- Are the franchise agreement and the disclosure document consistent? Usually, this will not be a problem, but sometimes you’ll find items you thought you understood in the disclosure document that isn't quite the same or as clear in the franchise agreement. Make certain the deal you sign up for is the deal you thought you were being offered.
- Are there areas of the franchise agreement that your lawyer believes are not proper based on state laws? If so, it is better to have those terms eliminated or modified before you sign the agreement?
- Does the franchise agreement require you to sign a personal guarantee? Does it include family members who will not be involved in your business or which your attorney thinks is too broad? Discuss modifying the guarantee with the franchisor.

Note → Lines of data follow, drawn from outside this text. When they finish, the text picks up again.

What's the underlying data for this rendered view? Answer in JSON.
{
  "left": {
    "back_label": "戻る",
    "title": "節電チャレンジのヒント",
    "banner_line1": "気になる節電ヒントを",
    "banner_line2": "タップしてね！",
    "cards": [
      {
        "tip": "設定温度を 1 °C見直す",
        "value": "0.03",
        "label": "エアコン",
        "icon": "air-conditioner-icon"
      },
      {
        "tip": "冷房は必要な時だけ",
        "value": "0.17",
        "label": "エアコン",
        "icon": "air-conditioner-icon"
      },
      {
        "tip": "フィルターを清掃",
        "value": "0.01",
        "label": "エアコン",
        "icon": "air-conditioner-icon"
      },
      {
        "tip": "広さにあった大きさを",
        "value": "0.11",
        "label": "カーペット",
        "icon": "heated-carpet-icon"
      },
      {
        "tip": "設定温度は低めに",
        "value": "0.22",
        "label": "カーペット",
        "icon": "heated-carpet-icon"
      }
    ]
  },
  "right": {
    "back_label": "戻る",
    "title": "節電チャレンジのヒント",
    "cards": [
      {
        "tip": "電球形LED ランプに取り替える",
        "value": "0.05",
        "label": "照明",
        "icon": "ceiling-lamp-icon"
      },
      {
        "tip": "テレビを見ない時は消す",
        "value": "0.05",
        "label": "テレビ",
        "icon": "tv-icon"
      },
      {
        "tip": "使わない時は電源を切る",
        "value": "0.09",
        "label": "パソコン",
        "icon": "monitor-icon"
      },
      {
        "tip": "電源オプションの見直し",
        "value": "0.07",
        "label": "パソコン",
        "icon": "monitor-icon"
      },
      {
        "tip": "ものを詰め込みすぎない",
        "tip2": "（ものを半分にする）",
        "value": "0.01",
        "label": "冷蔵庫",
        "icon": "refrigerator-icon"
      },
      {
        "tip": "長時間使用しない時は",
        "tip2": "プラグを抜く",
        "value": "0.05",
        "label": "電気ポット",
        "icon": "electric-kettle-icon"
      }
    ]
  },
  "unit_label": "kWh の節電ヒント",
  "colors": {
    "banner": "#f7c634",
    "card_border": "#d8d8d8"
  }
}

- Are there any additional services you think the franchisor should consider providing you? Extra training, additional field support during the opening period, or changes to the time required to open your business are all possible if you make your case to the franchisor that they are required.
Find a qualified franchise lawyer to review the Franchise Agreement
It is strongly recommended that you have a qualified franchise attorney review the Franchise Agreement before you sign it so that you are certain you have a clear understanding of all its contents.
If you’re working with a franchise broker, don’t rely on them for legal advice. While most franchise brokers are honorable people and knowledgeable about franchising, they get paid by the franchisor. Even if they have been friendly and helpful in getting you together with the franchise system of your dreams, they only get paid when you sign the Franchise Agreement, and that is too great a conflict for you to ignore.
Franchise law is a specialty; the local attorney you used to close on your house or prepare your will probably won’t have the practical franchise experience required to be of any real assistance. They may not understand why certain issues may be negotiable and why others aren’t. They won’t be able to flag something in the agreement that is unusual and possibly unfair. They won’t know enough to ask for the basis of the franchisor’s Item 19, Financial Performance Representation, or to help you review whether the franchisor’s operations manuals are well developed for the type of business being offered. They won’t have the background, knowledge or industry intelligence to effectively understand or compare the franchisor to other possible franchise opportunities. For experienced counsel, you need a qualified franchise lawyer. One good source is the International Franchise Association, www.franchise.org or (202) 628-8000; ask to speak with someone in membership. Another is the ‘Mainly Franchisee’ section of Chambers USA: chambersandpartners.com/uk/Editorial/42656.
Don’t ever sign a franchise agreement you do not understand. This is especially true when it comes to the sections at the end of the agreement dealing with defaults, terminations, and what happens when the relationship between you and the franchisor ends.
- In time, all franchise relationships end: be especially wary of what happens to the equity you will have built in your business. Will you have the opportunity to maximize the equity you have built if you choose to sell your business before the end of the franchise term? Will the purchaser of your business get a full term, which will maximize your selling price, or will they only get the remaining term of your existing agreement?
- How frequently will you need to remodel your location? Will that remodeling requirement be enforced if you only have a few years left on your agreement and likely will not have the time to amortize the additional investment before you leave the system? If you remodel in the eighth year of your agreement in anticipation of renewing, will the franchisor require you to remodel again as a condition of renewal in the tenth year?
Clarify the issues you don’t understand, try to negotiate those points that don’t fit your needs, and rely on an experienced franchise attorney to assist you in making your franchise decision.